You know what a will is, right? Right. Well, at least I’m guessing you do if you’re reading this. It’s a legal document that says where your assets go when you pass. But there’s a lot more to it than that. So let’s discuss all a will involves! Fun!
First, I want to address a very common misconception. Wills go through probate. No discussion, it’s that simple in Missouri.
The next question really is if you need a will then right? Short answer. Yes.
But of course being a lawyer, the better answer is that it depends. Do you like Missouri’s intestate laws (where your property goes without a will)? No, then ABSOLUTELY! A will (and maybe a pre-nup) is the only effective way to tell the court where you want your assets to go.
Agree with intestate law? Then, you may not need one as much, but you probably still want one for the following reasons.
The most important being your wishes regarding minor children. Do you have an opinion on whom your children should live with? Make decisions for them? Control their money? Then you better have a will. A will is the only document a court will look at for determining guardianship of YOUR kids. (You can learn more about guardianship here).

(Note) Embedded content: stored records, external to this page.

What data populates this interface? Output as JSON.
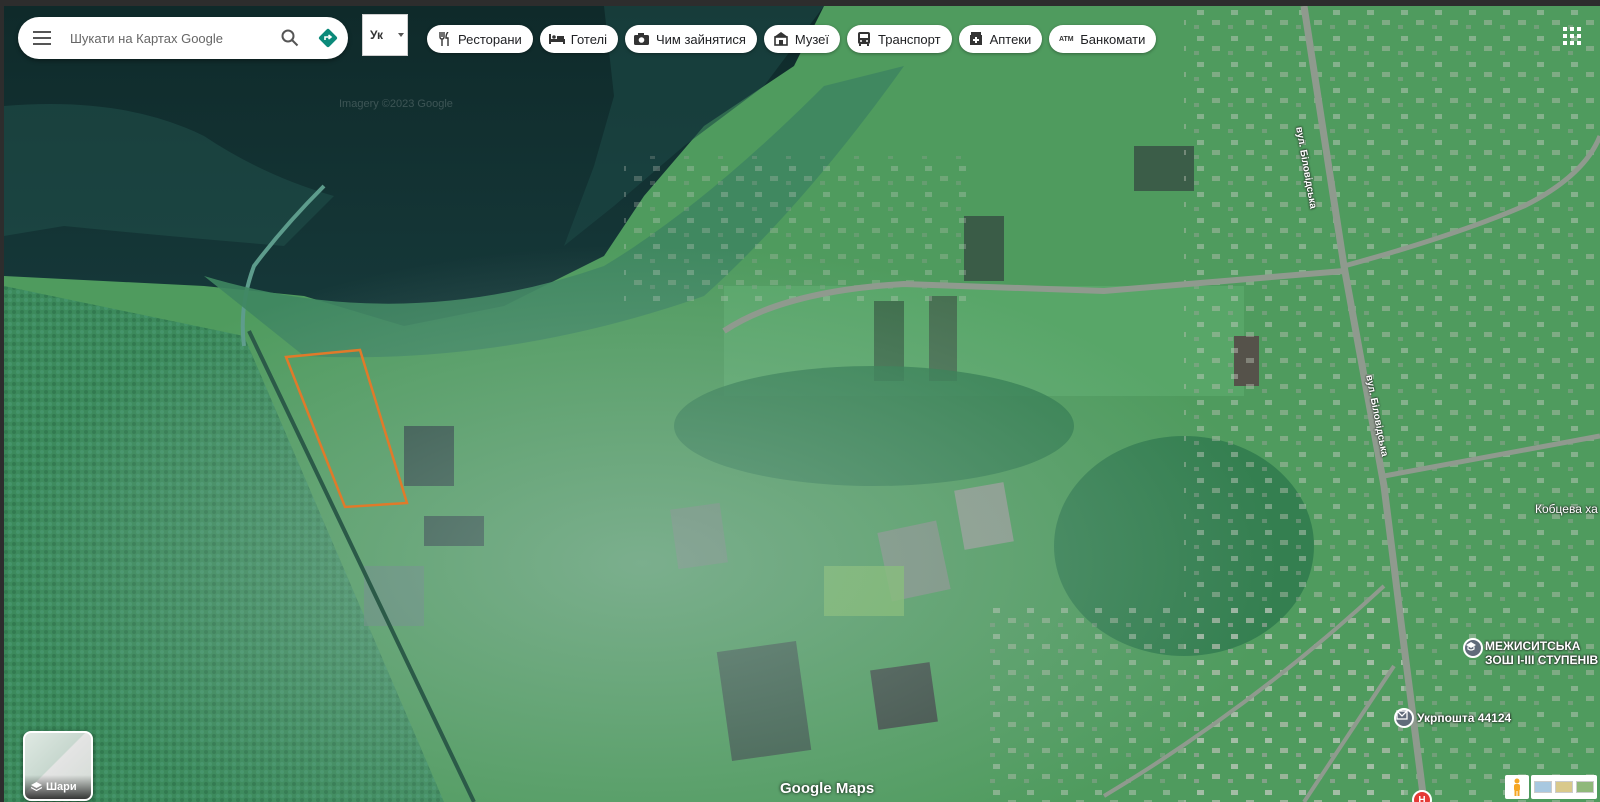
{
  "search": {
    "placeholder": "Шукати на Картах Google"
  },
  "language": {
    "selected": "Ук"
  },
  "chips": [
    {
      "label": "Ресторани",
      "icon": "fork-knife-icon"
    },
    {
      "label": "Готелі",
      "icon": "bed-icon"
    },
    {
      "label": "Чим зайнятися",
      "icon": "camera-icon"
    },
    {
      "label": "Музеї",
      "icon": "museum-icon"
    },
    {
      "label": "Транспорт",
      "icon": "bus-icon"
    },
    {
      "label": "Аптеки",
      "icon": "pharmacy-icon"
    },
    {
      "label": "Банкомати",
      "icon": "atm-icon"
    }
  ],
  "map": {
    "streets": [
      "вул. Біловідська",
      "вул. Біловідська"
    ],
    "places": [
      "Кобцева ха"
    ],
    "pois": [
      {
        "name": "МЕЖИСИТСЬКА ЗОШ І-ІІІ СТУПЕНІВ",
        "icon": "school-icon"
      },
      {
        "name": "Укрпошта 44124",
        "icon": "post-office-icon"
      }
    ],
    "hospital_marker": "H",
    "watermark": "Imagery ©2023 Google",
    "parcel_outline_color": "#e07a2a"
  },
  "layers": {
    "label": "Шари"
  },
  "attribution": {
    "logo": "Google Maps"
  }
}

A will can also dictate who is in charge of your property throughout the court process. Don’t want your brother John to handle your assets, but rather your sister Susie? Better get a will and nominate a personal representative.
You’ve heard me say it once, and you’ll hear me say it again. Probate is expensive and time consuming. Having a will can cause the court process to be less expensive and move more quickly. In a will you can authorize independent administration which allows your personal representative to handle more with your property without court oversight. You can also allow this personal representative to serve without bond. This means they don’t have the expense of finding and filing a bond (which can be impossible for those with bad credit).
Using a will in probate can also shorten the time it takes to go through the court by authorizing independent administration. This allows the personal representative to act without court supervision over many common administrative actions. In essence, it takes a lot of the burden of court off of the personal representative and might allow things to move more quickly because the personal representative does not need to go to court as often.
So when deciding if you need a will, much of the decision comes down to who your beneficiaries are, how your assets are titled, and how much of a problem a delay in court would cause. Not sure? Give me a call.